Ethan F.

This one was clearly the best episode ! The Doris thing reminds you that part of your job is to do this for the others, as well as you do this for yourself in a certain way. I just love the story about putting Sherlock in front of the audience in Phoenix, shows that even at the highest professional level people can still doubt on the quality of your job, and that you constantly have to stay confident in what you are doing.

Dr. Monnie Chan

Our maestro teacher Hans Zimmer live concert in Hong Kong is coming on 26th September 2019. Just 12 days to go. I am going and wonder if there are any classmates I can meet?

Greg U.

admiring mr. zimmer‘s approach (Doris!) and his ability of transforming ideas into high class working entertainment whilst simultaneously convincing the economy driven film business and producers with his outstandig work/perspective and personality - guessing that it was a long journey through HnHell to become such a stellar music innovator

Anthony V.

Yeah, Hanz Zimmer is all class! I’m following his work even closer after following his MasterClass. Fan for life.

Arek Z.

Fantastic class! “You have to have a courage to put it in front of the audience”.

Kenneth S.

That is the best reminder ever... take it in front of an audience, that's how you'll know if you're on-point with THE story. Sounds simple enough, but it's also easy to get comfortable being in the booth... I'm a jazz musician, and when I put something out there, a teaser track, I'm always surprised at what the public reaction is, whichever way it goes, I'm always surprised. A race car might do well at the test track, but you'll never know how good it is until you take it to the race!

Kori C.

I LOVE this. Why I have not thought about getting audience feedback... FACEPALM! Brilliant idea!

Judith M.

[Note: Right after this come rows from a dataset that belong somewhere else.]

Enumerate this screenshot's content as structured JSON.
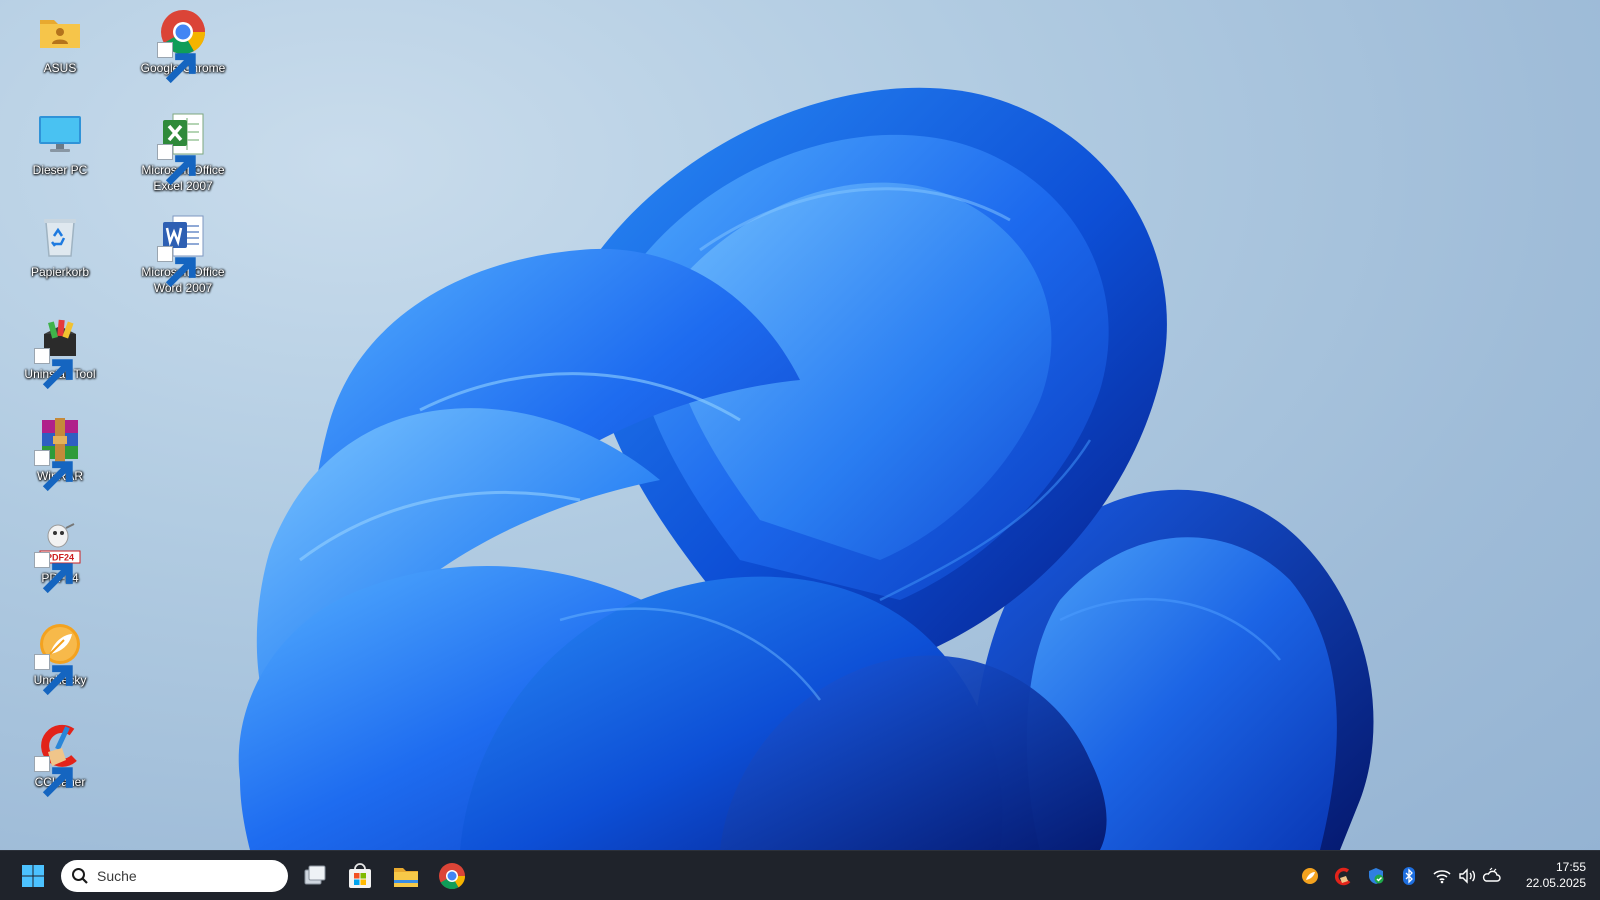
{
  "desktop": {
    "icons": [
      {
        "label": "ASUS",
        "icon": "user-folder-icon",
        "shortcut": false
      },
      {
        "label": "Google Chrome",
        "icon": "chrome-icon",
        "shortcut": true
      },
      {
        "label": "Dieser PC",
        "icon": "monitor-icon",
        "shortcut": false
      },
      {
        "label": "Microsoft Office Excel 2007",
        "icon": "excel-icon",
        "shortcut": true
      },
      {
        "label": "Papierkorb",
        "icon": "recycle-bin-icon",
        "shortcut": false
      },
      {
        "label": "Microsoft Office Word 2007",
        "icon": "word-icon",
        "shortcut": true
      },
      {
        "label": "Uninstall Tool",
        "icon": "uninstall-tool-icon",
        "shortcut": true
      },
      {
        "label": "WinRAR",
        "icon": "winrar-icon",
        "shortcut": true
      },
      {
        "label": "PDF24",
        "icon": "pdf24-icon",
        "shortcut": true
      },
      {
        "label": "Unchecky",
        "icon": "unchecky-icon",
        "shortcut": true
      },
      {
        "label": "CCleaner",
        "icon": "ccleaner-icon",
        "shortcut": true
      }
    ],
    "pdf24_badge": "PDF24"
  },
  "taskbar": {
    "search_placeholder": "Suche",
    "pinned": [
      "windows-start-icon",
      "task-view-icon",
      "microsoft-store-icon",
      "file-explorer-icon",
      "chrome-icon"
    ],
    "tray": [
      "unchecky-tray-icon",
      "ccleaner-tray-icon",
      "windows-security-icon",
      "bluetooth-icon",
      "wifi-icon",
      "volume-icon",
      "onedrive-icon"
    ],
    "clock_time": "17:55",
    "clock_date": "22.05.2025"
  },
  "colors": {
    "taskbar": "#1f232b",
    "accent_blue": "#1e6cf0",
    "wallpaper_bg": "#b2cce2"
  }
}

There's a moment after explosions of any type, when you just can't hear normally. There is only your heart racing, and quick flashes as scenes go by and your fight or flight instinct cuts in. The continuing explosions are almost not there other than as a muffled sound as you run for cover. Inside you are out of control of the situation. Just as Nero was when he watched Rome burn because the fire was too vast to stop. The fiddle perfectly matches this. Why would that occur to an audience rather than the suits? Some of it is ambience and the rest is instinct for story. Many suits are judging the movie on sales rather than would they personally enjoy it. Now take them out of the screening room, out of the suits. Get then to take their own family along to an anonymous screening at a real movie theatre with good acoustics and the classic darkness that makes all the colours and sound pop. Just as Hans says, there you find the real answers from people like his Doris and from family like my grandmother. The people who instilled a love of the theatre, of music and story into their day to day lives, there you will find the true power of your music or words and if you made a difference to them. Did you hear laughter or sniffles, gasps of dismay or watch people lean forward in their seats egging the heroes on, so enraptured in the movie that for a short amount of time it was real for them. If you did...pat yourself on the back. And if you heard them continuing to hum parts of the music on their way out the door - you've got a winner! The Thatcher years...something remembered through rose tinted glasses by many Brits, but which were actually the beginning of the fall of the Trade Unions and their influence in the UK, huge rises in house prices, high taxation rates, low pay rises, and many other items now swept under the carpet. Culminating in the crippling interest rates on mortgages that led to the house market crash, and negative equity. A hole that took many years for working class Brits to dig themselves out of. The moment when it crosses your mind that you may actually have met Hans and didn't know it...